• [Data to use]
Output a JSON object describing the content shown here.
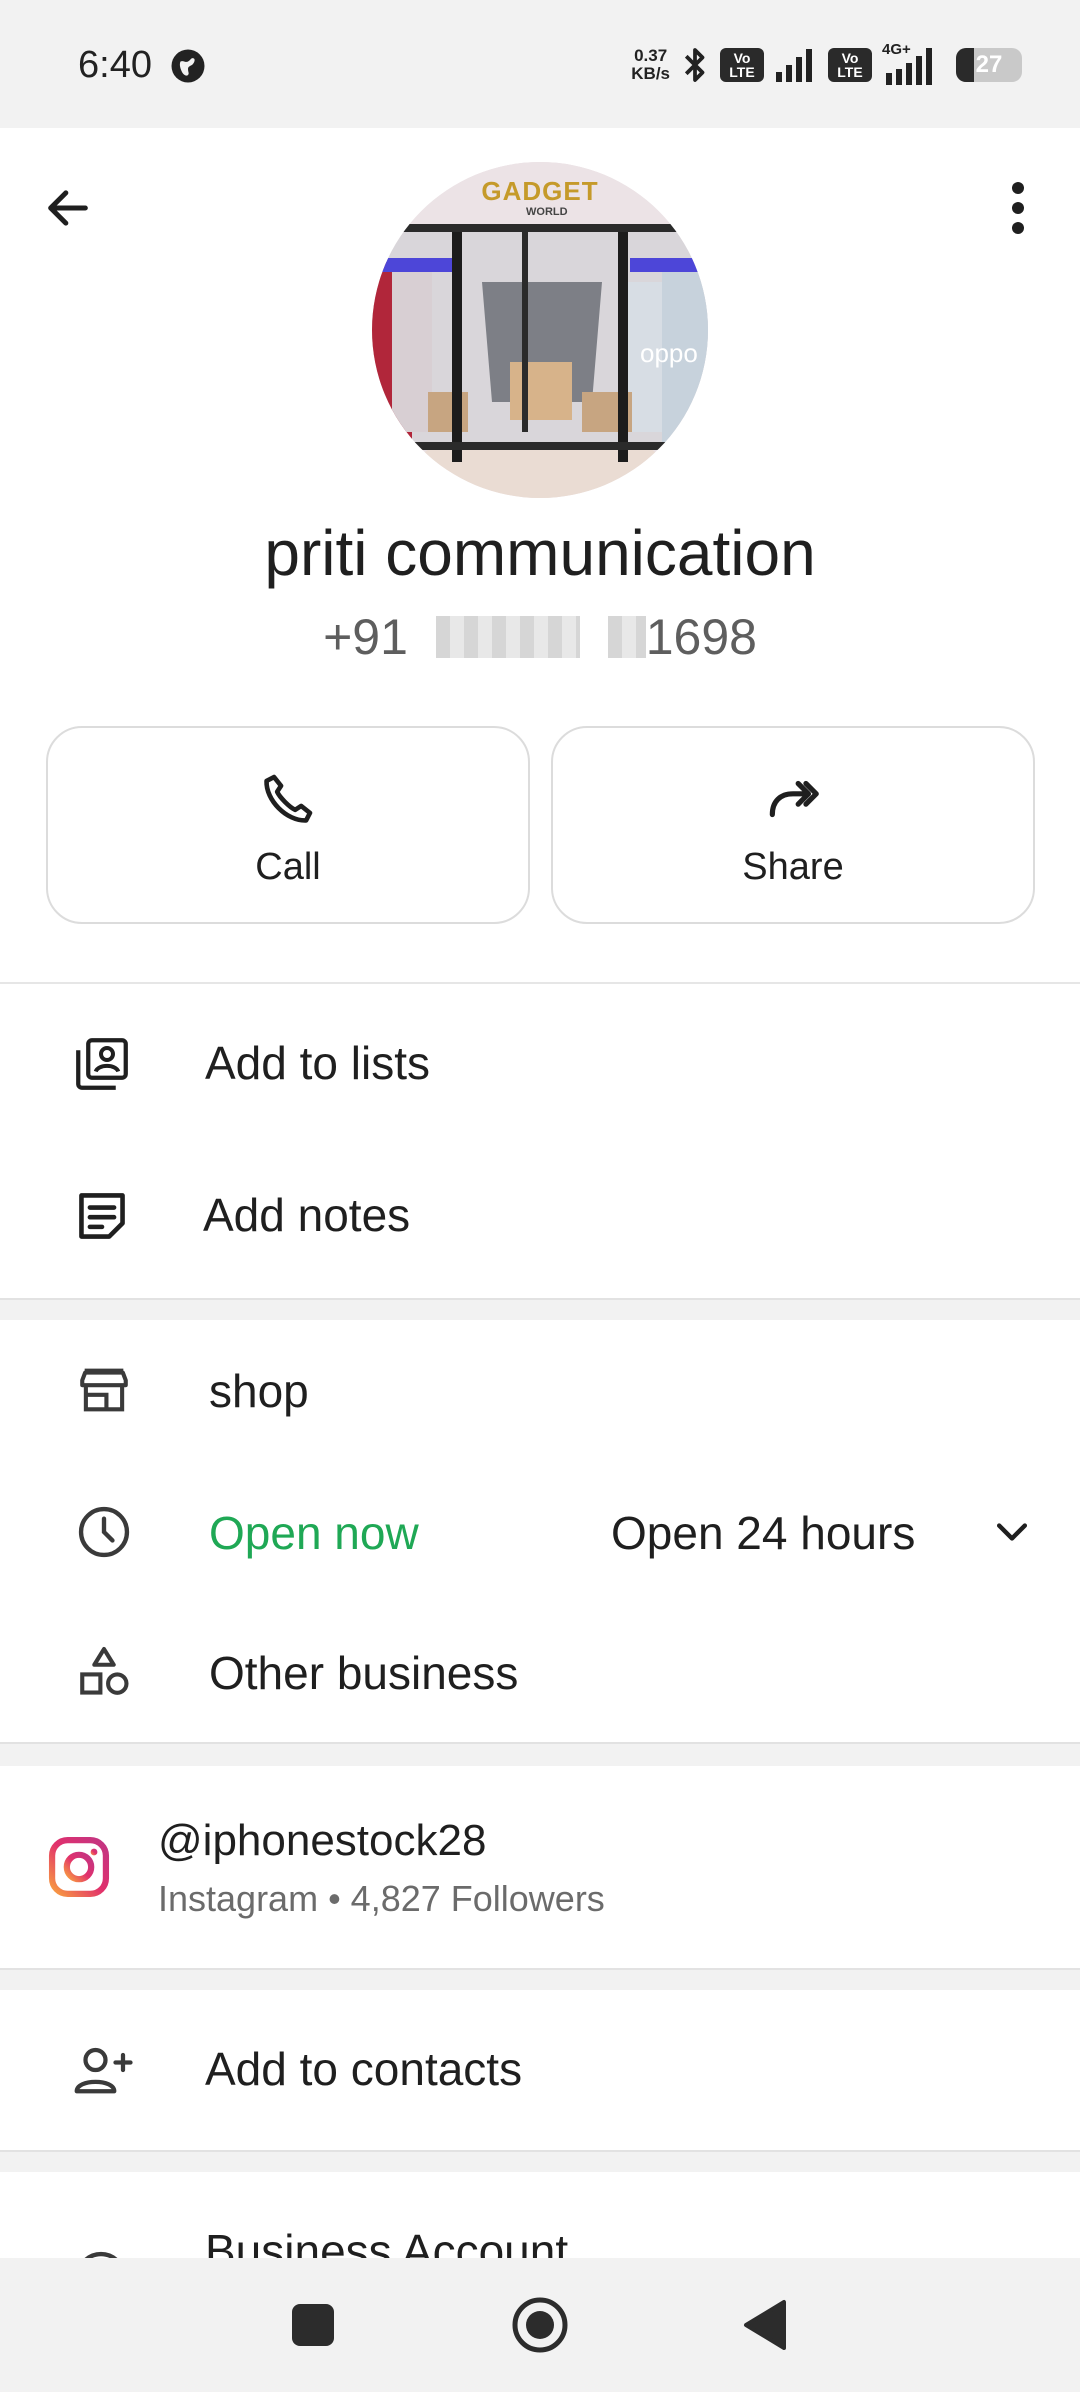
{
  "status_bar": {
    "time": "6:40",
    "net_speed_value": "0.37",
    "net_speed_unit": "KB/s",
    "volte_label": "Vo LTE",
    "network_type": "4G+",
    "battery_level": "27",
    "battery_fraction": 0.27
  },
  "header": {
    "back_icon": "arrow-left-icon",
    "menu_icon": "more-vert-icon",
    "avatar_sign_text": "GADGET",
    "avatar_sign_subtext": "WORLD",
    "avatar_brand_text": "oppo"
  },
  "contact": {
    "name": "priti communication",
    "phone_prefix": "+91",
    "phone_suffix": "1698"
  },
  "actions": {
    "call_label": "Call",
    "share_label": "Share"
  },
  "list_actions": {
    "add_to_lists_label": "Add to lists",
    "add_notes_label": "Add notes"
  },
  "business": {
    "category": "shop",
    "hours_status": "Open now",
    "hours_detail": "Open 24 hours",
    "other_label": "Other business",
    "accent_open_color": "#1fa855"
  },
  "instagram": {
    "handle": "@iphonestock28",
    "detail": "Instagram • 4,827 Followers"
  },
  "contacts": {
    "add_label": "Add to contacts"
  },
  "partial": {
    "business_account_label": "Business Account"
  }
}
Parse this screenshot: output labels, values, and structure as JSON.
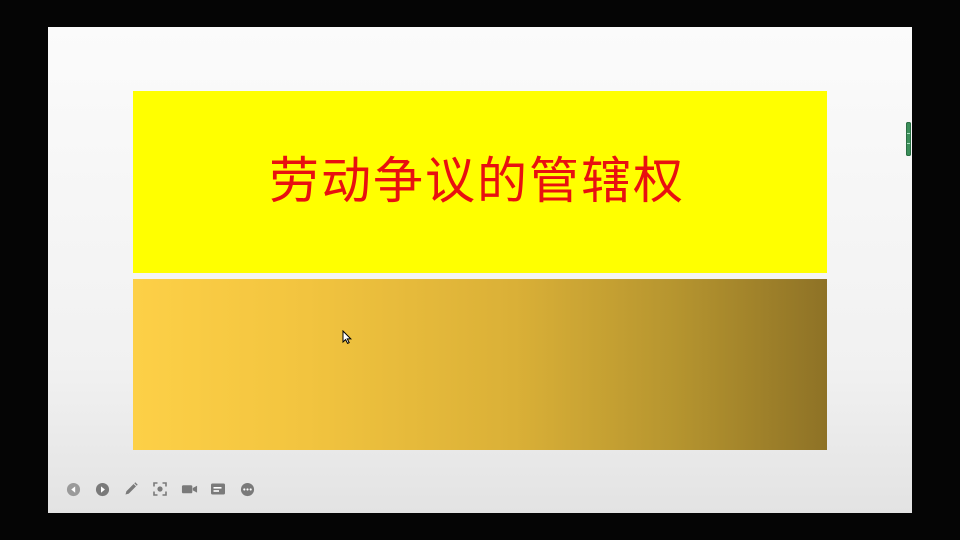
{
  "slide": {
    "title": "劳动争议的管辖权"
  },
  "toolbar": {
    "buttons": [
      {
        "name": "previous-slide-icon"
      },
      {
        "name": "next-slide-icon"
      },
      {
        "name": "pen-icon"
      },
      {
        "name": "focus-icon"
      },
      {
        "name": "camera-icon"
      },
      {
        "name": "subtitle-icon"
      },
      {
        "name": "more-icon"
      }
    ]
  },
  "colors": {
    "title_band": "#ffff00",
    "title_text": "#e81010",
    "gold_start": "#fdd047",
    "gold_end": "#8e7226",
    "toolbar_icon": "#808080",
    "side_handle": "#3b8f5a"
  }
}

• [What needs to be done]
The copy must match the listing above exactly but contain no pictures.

• [Answer section]
Output a JSON object describing the content shown here.
{
  "status_bar": {
    "time": "6:40",
    "net_speed_value": "0.37",
    "net_speed_unit": "KB/s",
    "volte_label": "Vo LTE",
    "network_type": "4G+",
    "battery_level": "27",
    "battery_fraction": 0.27
  },
  "header": {
    "back_icon": "arrow-left-icon",
    "menu_icon": "more-vert-icon",
    "avatar_sign_text": "GADGET",
    "avatar_sign_subtext": "WORLD",
    "avatar_brand_text": "oppo"
  },
  "contact": {
    "name": "priti communication",
    "phone_prefix": "+91",
    "phone_suffix": "1698"
  },
  "actions": {
    "call_label": "Call",
    "share_label": "Share"
  },
  "list_actions": {
    "add_to_lists_label": "Add to lists",
    "add_notes_label": "Add notes"
  },
  "business": {
    "category": "shop",
    "hours_status": "Open now",
    "hours_detail": "Open 24 hours",
    "other_label": "Other business",
    "accent_open_color": "#1fa855"
  },
  "instagram": {
    "handle": "@iphonestock28",
    "detail": "Instagram • 4,827 Followers"
  },
  "contacts": {
    "add_label": "Add to contacts"
  },
  "partial": {
    "business_account_label": "Business Account"
  }
}
Parse this screenshot: output labels, values, and structure as JSON.
{
  "slide": {
    "title": "劳动争议的管辖权"
  },
  "toolbar": {
    "buttons": [
      {
        "name": "previous-slide-icon"
      },
      {
        "name": "next-slide-icon"
      },
      {
        "name": "pen-icon"
      },
      {
        "name": "focus-icon"
      },
      {
        "name": "camera-icon"
      },
      {
        "name": "subtitle-icon"
      },
      {
        "name": "more-icon"
      }
    ]
  },
  "colors": {
    "title_band": "#ffff00",
    "title_text": "#e81010",
    "gold_start": "#fdd047",
    "gold_end": "#8e7226",
    "toolbar_icon": "#808080",
    "side_handle": "#3b8f5a"
  }
}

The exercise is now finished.